“There are no healthy people left in the world” – This profane announcement appears in Plague Inc. (Ndemic Creations 2012), a digital disease simulator. It proudly proclaims that the pathogen, which was raised to deadly infectiousness and efficiency by the player, has now conquered the world and thus irreversibly driven human civilization to the brink of its existence. The disease as the destroyer of worlds in Plague Inc. is thematically related to the widespread zombie virus, disfigured inmates of psychiatric institutions, survivors of hazardous genocides and traumatized heroes.
Diseases, regardless whether they appear as psychological or somatic, come in a variety of forms and faces. Their representations in digital games are not a hermetic field, producing knowledge from within itself. Rather, they draw from epistemic processes, in which frames, concepts, language and their aesthetic as well as ludic manifestations appear to be part of an epistemological culture (Knorr-Cetina 1999). If the understanding of health and disease is being considered as historically ever changing (Foucault 1961/2015; Franke 2012), the representations of diseases and ‚total institutions‘ (Goffman 1961/2016) become a relevant phenomenon of academic analysis. As aesthetical, narrative and ludic artifacts, digital games participate in the struggle for interpretive dominance, the perpetuation of stigma, but also in the dynamics of self-reflective empowerment and identity politics for and by affected players and developers.
The here proposed volume intends to approach the subject of diseases in digital games from an interdisciplinary perspective. Not only are contributions from the fields of media and cultural studies most welcome, but also from philosophy of medicine, science and media, historical and ethical approaches, literature studies as well as specific medical research.

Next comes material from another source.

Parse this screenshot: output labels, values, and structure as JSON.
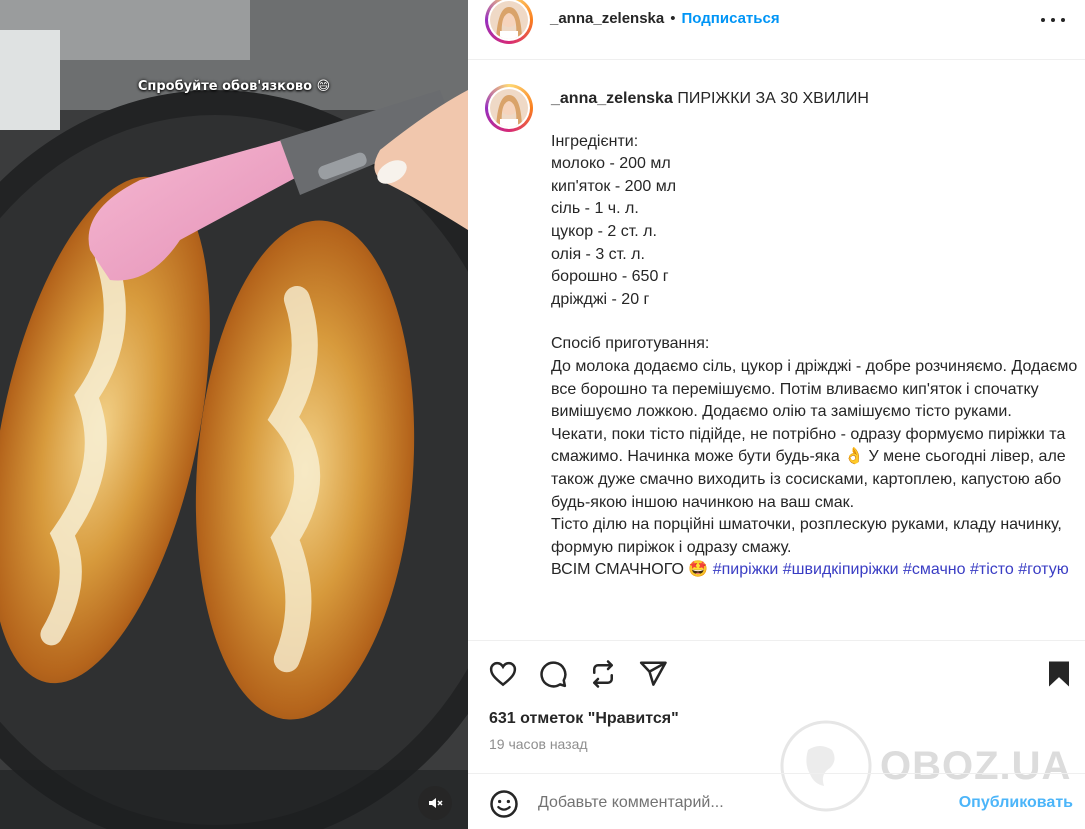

Contributions may focus on theory or analysis and may be handed in either in German or English.
The following topics may serve as an inspiration:
- Theories of diseases and their manifestation in digital games
- Knowledge about diseases in popular culture and digital games
- Mental illnesses
- Lifestyle diseases
- Diseases as an economic factor
- Assisted suicide
- Hospitals, psychiatric institutions and, by extension, topographies of pathogenesis
- Doctors and patients
- Diseases as gameplay
- Aesthetics of pathology
- Diseases represented within the spectrum of the occult or the mythological
- Diseases as an instrument of othering and stigmatization
- Games as an instrument of self-empowerment and de-stigmatization
- Cinematic traditions of the representations of diseases
- Games for Health: How digital games educate on diseases and assist in diagnosis or therapy
- Citizen Science: Digital games as an instrument of medical research
- Ludonarrative autopathographies
Please send an abstract of no more than 500 words and a short biographical sketch to email@example.com until July 13th, 2018.
Please use a common file format (doc, docx, rtf).
Authors will be contacted by July 31st, 2018. The deadline for full papers (15 to 20 pages, Din A4, Calibri, 1,5 line spacing) is December 14th, 2018. The final publication is scheduled for late 2019/early 2020.
Foucault, Michel (1961/2015): Wahnsinn und Gesellschaft. Eine Geschichte des Wahns im Zeitalter der Vernunft. 21. Aufl. Frankfurt am Main: Suhrkamp (Suhrkamp-Taschenbuch Wissenschaft, 39).
Franke, Alexa (2012): Modelle von Gesundheit und Krankheit. 3., überarb. Aufl. Bern: Huber (Programmbereich Gesundheit).
Goffman, Erving (1961/2016): Asyle. Über die soziale Situation psychiatrischer Patienten und anderer Insassen. 20. Auflage 2016. Frankfurt am Main: Suhrkamp (Edition Suhrkamp, 678).
Knorr-Cetina, Karin (1999): Epistemic cultures. How the sciences make knowledge. Cambridge, Mass.: Harvard Univ. Press.